ZED Powers Autonomous Ski Robots at the Winter Olympics
As the world’s best human skiers competed in the Pyeongchang 2018 Winter Olympics, autonomous ski robots shredded slopes in their own ski competition just an hour away. Of the eight competitors, five of the ski robots relied on the ZED to navigate autonomously as they zig-zagged their way to the finish line.
The competition, called “Edge of Robot: Ski Robot Challenge,” saw seven University teams and a private company launch human-like robots down a slalom slope, where they would have to weave through flags while reaching the bottom in the shortest time possible. To qualify, each robot had to be self-powered, be at least 50cm tall, and navigate with human-like arms and legs.
Despite record-low temperatures, most ski robots were equipped with ZED eyes. Among them the short and speedy SKIRO, built by the Korea Institute of Robots and Convergence, won the silver medal. Kookmin University’s taller RoK-2 won Bronze. Also using ZED were TiBo, by the Korea Institute for Robot Industry Advancement, Rudolph, by Seoul National University of Science and Technology, and the crowdfunded DIANA from the HERoEHS team at Hanyang University.
The ZED is widely used in autonomous robotics, from 3D-scanning drones to factory robots. Experts choose it for its extended depth range, its high resolution and frame rate and its ability to work outdoors. Compared to LiDAR, the other popular option for outdoor depth sensing, the ZED provides full depth maps of its environment along with localization information, allowing an autonomous robot to detect obstacles at high speeds and follow a safe path through its environment.

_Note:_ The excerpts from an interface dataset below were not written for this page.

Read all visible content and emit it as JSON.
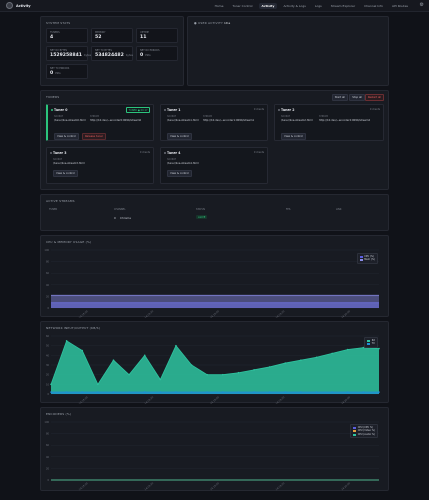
{
  "brand": {
    "name": "Activity"
  },
  "nav": [
    {
      "label": "Home",
      "active": false
    },
    {
      "label": "Tuner Control",
      "active": false
    },
    {
      "label": "Activity",
      "active": true
    },
    {
      "label": "Activity & Logs",
      "active": false
    },
    {
      "label": "Logs",
      "active": false
    },
    {
      "label": "Stream Explorer",
      "active": false
    },
    {
      "label": "Channel Info",
      "active": false
    },
    {
      "label": "API Routes",
      "active": false
    }
  ],
  "system": {
    "title": "SYSTEM STATS",
    "stats": [
      {
        "label": "TUNERS",
        "value": "4",
        "unit": ""
      },
      {
        "label": "MEMORY",
        "value": "52",
        "unit": ""
      },
      {
        "label": "UPTIME",
        "value": "11",
        "unit": ""
      },
      {
        "label": "NET RX BYTES",
        "value": "1529258841",
        "unit": "bytes"
      },
      {
        "label": "NET TX BYTES",
        "value": "534824482",
        "unit": "bytes"
      },
      {
        "label": "NET RX ERRORS",
        "value": "0",
        "unit": "Pkts"
      },
      {
        "label": "NET TX ERRORS",
        "value": "0",
        "unit": "Pkts"
      }
    ]
  },
  "user_activity": {
    "title": "USER ACTIVITY",
    "badge": "Idle"
  },
  "tuners": {
    "title": "TUNERS",
    "controls": {
      "start": "Start all",
      "stop": "Stop all",
      "restart": "Restart all"
    },
    "items": [
      {
        "name": "Tuner 0",
        "live": true,
        "status": "TUNED ● 00:17",
        "source_label": "SOURCE",
        "source": "/tuner/live-stream0.html",
        "url_label": "STREAM",
        "url": "http://10.dev/~encoder0:9090/stream0",
        "buttons": [
          "View & control",
          "Release tuner"
        ]
      },
      {
        "name": "Tuner 1",
        "live": false,
        "status": "0 clients",
        "source_label": "SOURCE",
        "source": "/tuner/live-stream1.html",
        "url_label": "STREAM",
        "url": "http://10.dev/~encoder1:9090/stream1",
        "buttons": [
          "View & control"
        ]
      },
      {
        "name": "Tuner 2",
        "live": false,
        "status": "0 clients",
        "source_label": "SOURCE",
        "source": "/tuner/live-stream2.html",
        "url_label": "STREAM",
        "url": "http://10.dev/~encoder2:9090/stream2",
        "buttons": [
          "View & control"
        ]
      },
      {
        "name": "Tuner 3",
        "live": false,
        "status": "0 clients",
        "source_label": "SOURCE",
        "source": "/tuner/live-stream3.html",
        "url_label": "",
        "url": "",
        "buttons": [
          "View & control"
        ]
      },
      {
        "name": "Tuner 4",
        "live": false,
        "status": "0 clients",
        "source_label": "SOURCE",
        "source": "/tuner/live-stream4.html",
        "url_label": "",
        "url": "",
        "buttons": [
          "View & control"
        ]
      }
    ]
  },
  "streams": {
    "title": "ACTIVE STREAMS",
    "columns": [
      "TUNER",
      "CHANNEL",
      "STATUS",
      "FPS",
      "LINK"
    ],
    "rows": [
      {
        "tuner": "0",
        "channel": "Chrome",
        "status": "ALIVE",
        "fps": "",
        "link": ""
      }
    ]
  },
  "colors": {
    "cpu": "#5b5ee0",
    "mem": "#8a8ce8",
    "net": "#2ec4a0",
    "rx": "#2ec4a0",
    "tx": "#1e8fd8"
  },
  "charts": {
    "cpu": {
      "title": "CPU & MEMORY USAGE (%)"
    },
    "net": {
      "title": "NETWORK INPUT/OUTPUT (KB/S)"
    },
    "enc": {
      "title": "ENCODERS (%)"
    }
  },
  "chart_data": [
    {
      "type": "area",
      "title": "CPU & MEMORY USAGE (%)",
      "x": [
        "14:18:00",
        "14:18:30",
        "14:19:00",
        "14:19:30",
        "14:20:00"
      ],
      "series": [
        {
          "name": "CPU (%)",
          "values": [
            9,
            9,
            9,
            9,
            9
          ]
        },
        {
          "name": "Mem (%)",
          "values": [
            22,
            22,
            22,
            22,
            22
          ]
        }
      ],
      "ylim": [
        0,
        100
      ],
      "yticks": [
        "100",
        "80",
        "60",
        "40",
        "20",
        "0"
      ],
      "legend": "top-right",
      "grid": true
    },
    {
      "type": "area",
      "title": "NETWORK INPUT/OUTPUT (KB/S)",
      "x": [
        "14:18:00",
        "14:18:30",
        "14:19:00",
        "14:19:30",
        "14:20:00"
      ],
      "series": [
        {
          "name": "RX",
          "values": [
            10,
            55,
            45,
            10,
            35,
            20,
            40,
            15,
            50,
            30,
            20,
            20,
            22,
            25,
            28,
            32,
            35,
            38,
            42,
            46,
            48,
            47
          ]
        },
        {
          "name": "TX",
          "values": [
            2,
            2,
            2,
            2,
            2,
            2,
            2,
            2,
            2,
            2,
            2,
            2,
            2,
            2,
            2,
            2,
            2,
            2,
            2,
            2,
            2,
            2
          ]
        }
      ],
      "ylim": [
        0,
        60
      ],
      "yticks": [
        "60",
        "50",
        "40",
        "30",
        "20",
        "10",
        "0"
      ],
      "legend": "top-right",
      "grid": true
    },
    {
      "type": "line",
      "title": "ENCODERS (%)",
      "x": [
        "14:18:00",
        "14:18:30",
        "14:19:00",
        "14:19:30",
        "14:20:00"
      ],
      "series": [
        {
          "name": "CPU (CPU %)",
          "values": [
            0,
            0,
            0,
            0,
            0
          ]
        },
        {
          "name": "CPU (Video %)",
          "values": [
            0,
            0,
            0,
            0,
            0
          ]
        },
        {
          "name": "CPU (Audio %)",
          "values": [
            0,
            0,
            0,
            0,
            0
          ]
        }
      ],
      "ylim": [
        0,
        100
      ],
      "yticks": [
        "100",
        "80",
        "60",
        "40",
        "20",
        "0"
      ],
      "legend": "top-right",
      "grid": true
    }
  ]
}
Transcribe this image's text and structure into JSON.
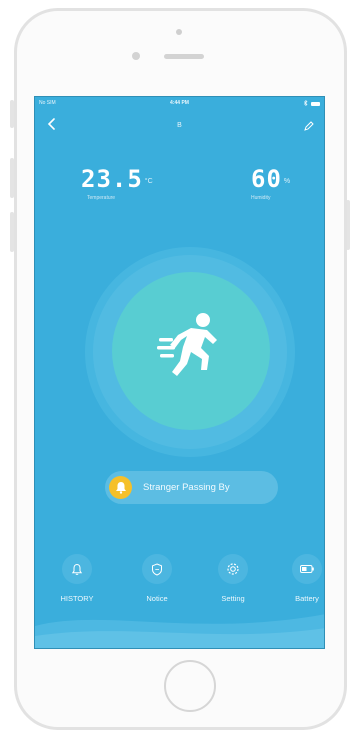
{
  "status_bar": {
    "carrier": "No SIM",
    "time": "4:44 PM"
  },
  "header": {
    "title": "B"
  },
  "readings": {
    "temperature": {
      "value": "23.5",
      "unit": "°C",
      "label": "Temperature"
    },
    "humidity": {
      "value": "60",
      "unit": "%",
      "label": "Humidity"
    }
  },
  "alert": {
    "text": "Stranger Passing By"
  },
  "bottom_nav": [
    {
      "label": "HISTORY",
      "icon": "bell-icon"
    },
    {
      "label": "Notice",
      "icon": "shield-icon"
    },
    {
      "label": "Setting",
      "icon": "gear-icon"
    },
    {
      "label": "Battery",
      "icon": "battery-icon"
    }
  ],
  "colors": {
    "screen_bg": "#3aaedc",
    "circle": "#58cdd2",
    "alert_badge": "#f5c02a"
  }
}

To learn more about the Edge of Robot: Ski Robot Challenge, you can read this article by The Verge.
Congratulations to all the teams that took part in this exciting challenge!
– ZED Team